(TASK INPUT)

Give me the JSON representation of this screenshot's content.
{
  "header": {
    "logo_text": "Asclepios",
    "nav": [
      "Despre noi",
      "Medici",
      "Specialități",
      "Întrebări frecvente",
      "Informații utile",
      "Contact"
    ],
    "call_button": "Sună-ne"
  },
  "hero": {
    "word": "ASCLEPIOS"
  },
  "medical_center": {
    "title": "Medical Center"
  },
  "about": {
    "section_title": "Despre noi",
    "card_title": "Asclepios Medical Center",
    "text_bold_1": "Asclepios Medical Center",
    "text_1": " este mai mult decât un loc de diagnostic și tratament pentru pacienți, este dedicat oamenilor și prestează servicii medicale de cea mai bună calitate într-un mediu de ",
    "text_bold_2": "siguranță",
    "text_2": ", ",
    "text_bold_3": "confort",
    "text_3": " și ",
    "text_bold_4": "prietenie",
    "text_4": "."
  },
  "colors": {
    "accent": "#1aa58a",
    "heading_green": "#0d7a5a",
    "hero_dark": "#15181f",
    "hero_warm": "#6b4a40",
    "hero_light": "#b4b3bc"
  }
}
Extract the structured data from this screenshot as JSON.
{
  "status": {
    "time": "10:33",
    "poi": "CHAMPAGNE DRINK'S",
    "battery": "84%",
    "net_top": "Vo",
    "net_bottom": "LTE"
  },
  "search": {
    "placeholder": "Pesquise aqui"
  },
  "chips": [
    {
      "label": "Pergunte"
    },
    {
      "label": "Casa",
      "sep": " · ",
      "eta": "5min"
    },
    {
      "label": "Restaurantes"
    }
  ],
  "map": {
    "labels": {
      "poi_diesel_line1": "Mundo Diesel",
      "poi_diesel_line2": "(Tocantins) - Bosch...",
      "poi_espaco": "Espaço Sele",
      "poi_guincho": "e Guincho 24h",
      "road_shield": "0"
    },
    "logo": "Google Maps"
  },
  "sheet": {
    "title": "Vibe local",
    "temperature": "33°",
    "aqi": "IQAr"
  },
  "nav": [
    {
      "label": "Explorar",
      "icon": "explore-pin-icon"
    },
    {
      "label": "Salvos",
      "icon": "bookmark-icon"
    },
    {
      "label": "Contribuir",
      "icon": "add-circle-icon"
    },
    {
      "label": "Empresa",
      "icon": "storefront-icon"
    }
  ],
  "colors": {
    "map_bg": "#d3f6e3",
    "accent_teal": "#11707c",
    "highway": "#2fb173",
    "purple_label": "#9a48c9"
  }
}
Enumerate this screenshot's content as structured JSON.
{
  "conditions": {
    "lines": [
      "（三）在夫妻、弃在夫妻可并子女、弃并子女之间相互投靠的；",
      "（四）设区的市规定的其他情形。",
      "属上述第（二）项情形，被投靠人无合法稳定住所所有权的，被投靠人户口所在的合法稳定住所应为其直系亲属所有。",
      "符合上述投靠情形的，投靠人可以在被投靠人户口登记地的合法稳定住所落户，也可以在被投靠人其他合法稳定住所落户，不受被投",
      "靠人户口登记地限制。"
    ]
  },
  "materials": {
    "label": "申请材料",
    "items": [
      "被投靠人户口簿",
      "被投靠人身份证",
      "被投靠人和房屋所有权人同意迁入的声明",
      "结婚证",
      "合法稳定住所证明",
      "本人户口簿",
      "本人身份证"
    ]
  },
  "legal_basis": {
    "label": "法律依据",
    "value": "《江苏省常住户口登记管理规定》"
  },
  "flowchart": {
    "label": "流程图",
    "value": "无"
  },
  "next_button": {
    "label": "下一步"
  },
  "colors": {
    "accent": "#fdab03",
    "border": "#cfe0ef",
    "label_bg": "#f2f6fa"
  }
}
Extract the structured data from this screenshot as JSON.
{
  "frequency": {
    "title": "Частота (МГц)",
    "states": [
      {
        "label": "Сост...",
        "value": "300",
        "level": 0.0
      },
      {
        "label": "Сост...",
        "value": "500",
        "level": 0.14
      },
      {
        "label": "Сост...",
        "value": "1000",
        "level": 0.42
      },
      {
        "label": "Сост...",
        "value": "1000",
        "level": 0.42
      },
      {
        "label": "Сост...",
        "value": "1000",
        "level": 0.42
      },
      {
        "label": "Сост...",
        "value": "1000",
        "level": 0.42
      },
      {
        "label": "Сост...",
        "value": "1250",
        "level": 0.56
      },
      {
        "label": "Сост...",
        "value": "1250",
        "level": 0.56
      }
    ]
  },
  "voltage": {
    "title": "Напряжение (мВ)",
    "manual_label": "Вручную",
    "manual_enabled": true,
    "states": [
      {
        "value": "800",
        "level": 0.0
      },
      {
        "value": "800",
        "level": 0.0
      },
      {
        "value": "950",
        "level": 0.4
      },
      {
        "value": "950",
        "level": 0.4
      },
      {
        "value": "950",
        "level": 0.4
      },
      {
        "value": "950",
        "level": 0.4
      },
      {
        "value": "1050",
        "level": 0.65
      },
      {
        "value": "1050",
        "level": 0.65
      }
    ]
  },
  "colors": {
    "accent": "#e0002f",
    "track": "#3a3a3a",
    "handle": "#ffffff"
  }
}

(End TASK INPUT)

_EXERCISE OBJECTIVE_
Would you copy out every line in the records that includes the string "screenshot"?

_RESULT BELOW_
Give me the JSON representation of this screenshot's content.
Extract the structured data from this screenshot as JSON.
Enumerate this screenshot's content as structured JSON.
Extract the structured data from this screenshot as JSON.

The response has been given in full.